Matcha 101: Introduction to Matcha

What is Matcha? Where did it come from? How do I make it? Our Matcha 101 series serves as a quick, introductory guide to all things Matcha.

Matcha 101: Introduction to Matcha

The practice of preparing and drinking powdered tea was first popularized over 900 years ago by Chinese Zen Buddhist monks. Traditional Matcha preparation is therefore ritualistic and meditative by nature, requiring customary tools and following a careful step-by-step process. In the 11th century, this ritual was shared with the Japanese, who have been preparing and sipping the frothy tea drink ever since. Even when powdered tea fell out of popularity in other parts of Eastern Asia, it has consistently maintained its prominence in Japanese culture. In fact, the word Matcha comes from Japanese: “ma” translates to rubbed or ground, while “cha” means tea.
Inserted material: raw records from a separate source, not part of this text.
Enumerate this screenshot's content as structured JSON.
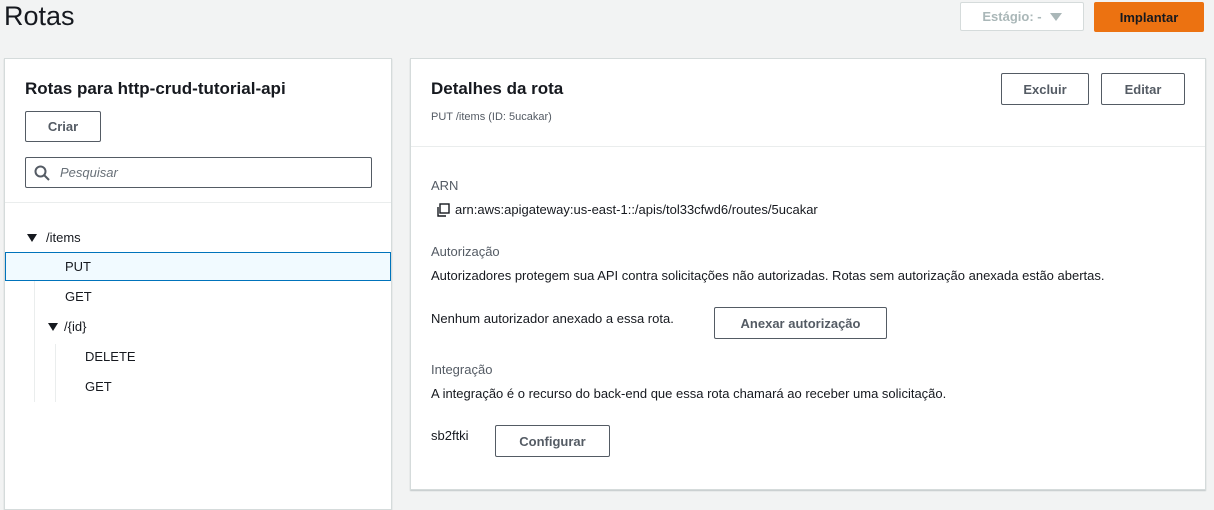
{
  "page": {
    "title": "Rotas"
  },
  "header": {
    "stage_label": "Estágio: -",
    "deploy_label": "Implantar"
  },
  "routes_panel": {
    "title": "Rotas para http-crud-tutorial-api",
    "create_label": "Criar",
    "search_placeholder": "Pesquisar",
    "tree": {
      "items_path": "/items",
      "items_put": "PUT",
      "items_get": "GET",
      "id_path": "/{id}",
      "id_delete": "DELETE",
      "id_get": "GET"
    }
  },
  "details_panel": {
    "title": "Detalhes da rota",
    "subtitle": "PUT /items (ID: 5ucakar)",
    "delete_label": "Excluir",
    "edit_label": "Editar",
    "arn_label": "ARN",
    "arn_value": "arn:aws:apigateway:us-east-1::/apis/tol33cfwd6/routes/5ucakar",
    "auth_label": "Autorização",
    "auth_description": "Autorizadores protegem sua API contra solicitações não autorizadas. Rotas sem autorização anexada estão abertas.",
    "auth_status": "Nenhum autorizador anexado a essa rota.",
    "attach_auth_label": "Anexar autorização",
    "integration_label": "Integração",
    "integration_description": "A integração é o recurso do back-end que essa rota chamará ao receber uma solicitação.",
    "integration_id": "sb2ftki",
    "configure_label": "Configurar"
  },
  "colors": {
    "accent_orange": "#ec7211",
    "selected_border": "#0073bb",
    "background": "#f2f3f3"
  }
}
Japanese Matcha tea is a fine powder made from green tea leaves. Like all tea, Matcha is made from the tea plant Camellia sinensis. Tea cultivated specifically for Matcha is primarily grown in two Japanese regions: Uji in Kyoto and Nishio in the Aichi prefecture. Tea leaves grown for Matcha are specially shade-grown over the course of three weeks. Shielding the plant from direct sunlight incites an overproduction of chlorophyll, which contributes to Matcha’s distinctive bright green color. In addition, shading the plant yields an increase in the amino acid theanine, which is thought to give the drink its deep umami flavor.

When the plants are ready for harvest, the leaves are hand-picked, steamed, dried, destemmed and deveined. The pure leaves, known as “tencha” at this stage, are then expertly ground into a fine powder. While the grinding process is traditionally done with a stone mill or mortar and pestle, powdering machines are now often used to produce a higher volume of Matcha in a shorter amount of time.

Ready to learn how to transform Matcha from its powdered form into a delicious, frothy drink? Check out our how-to guide, Matcha 101: Preparation. Want to taste for yourself? Try our Pure Matcha or Matcha with Ginger Tea!